Susan Rice in 2017: ‘We Were Able to Find a Solution that Actually Removed the Chemical Weapons’ from Syria
SUSAN RICE: On the so-called chemical weapons red line, indeed we had put in place the assets necessary to use force, to try to strike at those chemical facilities and command and control entities that we thought were relevant to our chemical weapons concerns. In the mean...
MARTIN: So why didn’t it happen?
RICE: Because in the meantime, we were able to find a solution that actually removed the chemical weapons that were known from Syria in a way that the use of force would never have accomplished. But the fundamental problem of Syria persists, and that is that there’s enormous human suffering. And we have not - we, the United States, the international community, the U.N., Russia, everybody else - has not managed to find a negotiated solution, which would, by necessity, mean dealing with the problem of Assad continuing to govern Syria in the most violent and repressive way.
MARTIN: President Obama is not a man who speaks off the cuff often. There’s a lot of thought that’s put into the language that he uses. Do you regret the articulation of a red line in Syria?

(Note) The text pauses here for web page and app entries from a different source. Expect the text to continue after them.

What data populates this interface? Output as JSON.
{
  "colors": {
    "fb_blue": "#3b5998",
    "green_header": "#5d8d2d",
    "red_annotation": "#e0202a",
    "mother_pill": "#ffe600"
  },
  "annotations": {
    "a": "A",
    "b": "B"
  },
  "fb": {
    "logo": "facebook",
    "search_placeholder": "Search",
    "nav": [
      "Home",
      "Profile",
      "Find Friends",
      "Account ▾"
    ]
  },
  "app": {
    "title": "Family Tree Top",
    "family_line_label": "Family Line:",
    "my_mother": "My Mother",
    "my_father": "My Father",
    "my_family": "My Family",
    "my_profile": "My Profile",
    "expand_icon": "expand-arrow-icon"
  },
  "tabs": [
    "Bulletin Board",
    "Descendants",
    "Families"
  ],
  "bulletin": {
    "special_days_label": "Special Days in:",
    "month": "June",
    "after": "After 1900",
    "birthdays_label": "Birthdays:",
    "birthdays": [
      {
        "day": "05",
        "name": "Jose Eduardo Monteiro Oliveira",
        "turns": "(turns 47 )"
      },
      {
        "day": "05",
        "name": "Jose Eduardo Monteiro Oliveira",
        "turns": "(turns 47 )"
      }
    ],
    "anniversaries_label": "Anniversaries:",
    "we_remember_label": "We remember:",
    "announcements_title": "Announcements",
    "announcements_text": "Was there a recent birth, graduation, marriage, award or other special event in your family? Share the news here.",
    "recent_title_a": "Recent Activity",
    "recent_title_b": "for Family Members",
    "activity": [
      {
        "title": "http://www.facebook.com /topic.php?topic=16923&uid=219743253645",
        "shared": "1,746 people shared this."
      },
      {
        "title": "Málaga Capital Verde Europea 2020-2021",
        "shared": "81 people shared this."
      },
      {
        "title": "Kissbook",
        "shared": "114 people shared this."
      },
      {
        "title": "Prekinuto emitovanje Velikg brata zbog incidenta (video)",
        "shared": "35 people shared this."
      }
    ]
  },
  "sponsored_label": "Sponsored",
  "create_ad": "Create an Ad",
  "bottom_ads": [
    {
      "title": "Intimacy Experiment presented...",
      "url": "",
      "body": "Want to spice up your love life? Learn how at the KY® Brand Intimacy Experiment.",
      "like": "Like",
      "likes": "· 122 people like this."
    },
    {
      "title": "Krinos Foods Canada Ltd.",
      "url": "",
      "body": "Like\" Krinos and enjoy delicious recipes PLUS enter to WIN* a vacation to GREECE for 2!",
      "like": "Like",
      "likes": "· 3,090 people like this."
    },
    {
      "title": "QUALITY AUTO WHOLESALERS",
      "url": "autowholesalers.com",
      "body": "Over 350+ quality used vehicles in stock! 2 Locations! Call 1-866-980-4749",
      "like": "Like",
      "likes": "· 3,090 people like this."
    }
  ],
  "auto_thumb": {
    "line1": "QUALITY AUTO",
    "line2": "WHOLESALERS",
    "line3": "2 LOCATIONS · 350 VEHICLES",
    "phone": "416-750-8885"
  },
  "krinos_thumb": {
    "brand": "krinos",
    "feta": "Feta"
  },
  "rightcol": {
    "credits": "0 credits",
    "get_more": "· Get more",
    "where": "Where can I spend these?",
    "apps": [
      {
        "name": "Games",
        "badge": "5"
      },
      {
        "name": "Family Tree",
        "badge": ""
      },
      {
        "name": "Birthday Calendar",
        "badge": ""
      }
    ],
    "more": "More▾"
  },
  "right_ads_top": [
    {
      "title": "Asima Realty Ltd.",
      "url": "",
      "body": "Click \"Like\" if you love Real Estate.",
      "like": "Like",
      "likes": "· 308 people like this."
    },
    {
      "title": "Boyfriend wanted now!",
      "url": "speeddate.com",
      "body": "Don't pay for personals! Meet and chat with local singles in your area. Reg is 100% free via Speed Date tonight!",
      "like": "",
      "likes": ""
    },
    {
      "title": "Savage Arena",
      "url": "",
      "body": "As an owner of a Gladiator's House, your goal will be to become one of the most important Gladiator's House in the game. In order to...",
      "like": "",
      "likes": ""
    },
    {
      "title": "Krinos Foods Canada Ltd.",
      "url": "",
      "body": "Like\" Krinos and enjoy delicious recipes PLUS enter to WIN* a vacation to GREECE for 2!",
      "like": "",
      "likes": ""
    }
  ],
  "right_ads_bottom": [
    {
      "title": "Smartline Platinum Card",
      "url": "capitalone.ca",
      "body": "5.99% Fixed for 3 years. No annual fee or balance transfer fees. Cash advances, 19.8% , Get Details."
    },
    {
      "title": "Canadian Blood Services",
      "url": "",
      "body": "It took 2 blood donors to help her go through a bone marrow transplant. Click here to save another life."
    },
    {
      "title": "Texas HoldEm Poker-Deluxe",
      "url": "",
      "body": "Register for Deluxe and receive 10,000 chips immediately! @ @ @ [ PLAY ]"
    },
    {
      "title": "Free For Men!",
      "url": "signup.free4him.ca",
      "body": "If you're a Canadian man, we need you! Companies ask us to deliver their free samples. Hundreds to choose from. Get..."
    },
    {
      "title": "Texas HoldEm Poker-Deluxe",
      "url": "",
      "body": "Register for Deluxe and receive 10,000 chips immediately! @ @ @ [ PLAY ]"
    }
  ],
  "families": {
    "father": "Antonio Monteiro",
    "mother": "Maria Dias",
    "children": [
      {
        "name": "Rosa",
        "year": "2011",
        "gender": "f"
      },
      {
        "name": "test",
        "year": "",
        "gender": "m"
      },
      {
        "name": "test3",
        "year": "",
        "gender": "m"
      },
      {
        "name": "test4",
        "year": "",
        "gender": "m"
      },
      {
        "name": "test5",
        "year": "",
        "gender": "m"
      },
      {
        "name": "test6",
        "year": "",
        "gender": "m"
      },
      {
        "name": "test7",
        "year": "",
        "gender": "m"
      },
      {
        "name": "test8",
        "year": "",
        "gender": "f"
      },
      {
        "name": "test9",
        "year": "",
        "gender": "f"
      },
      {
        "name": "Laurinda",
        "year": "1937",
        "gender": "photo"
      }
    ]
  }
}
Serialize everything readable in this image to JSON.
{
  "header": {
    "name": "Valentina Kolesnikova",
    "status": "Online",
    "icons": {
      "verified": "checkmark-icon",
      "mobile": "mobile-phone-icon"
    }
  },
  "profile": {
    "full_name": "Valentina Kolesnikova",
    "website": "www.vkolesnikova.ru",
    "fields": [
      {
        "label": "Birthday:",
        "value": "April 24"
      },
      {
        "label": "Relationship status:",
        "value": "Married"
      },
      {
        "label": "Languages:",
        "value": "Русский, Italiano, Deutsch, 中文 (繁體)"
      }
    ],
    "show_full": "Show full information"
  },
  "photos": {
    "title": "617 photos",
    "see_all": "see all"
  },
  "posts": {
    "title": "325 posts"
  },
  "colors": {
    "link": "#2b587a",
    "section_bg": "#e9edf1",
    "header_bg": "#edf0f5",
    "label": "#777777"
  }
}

RICE: It’s not for me to regret or otherwise. I think the president stated the U.S. view, which is the use of chemical weapons is not something we’re prepared to allow to persist, and we didn’t. We managed to accomplish that goal far more thoroughly than we could have by some limited strikes against chemical targets by getting the entirety of the declared stockpile removed.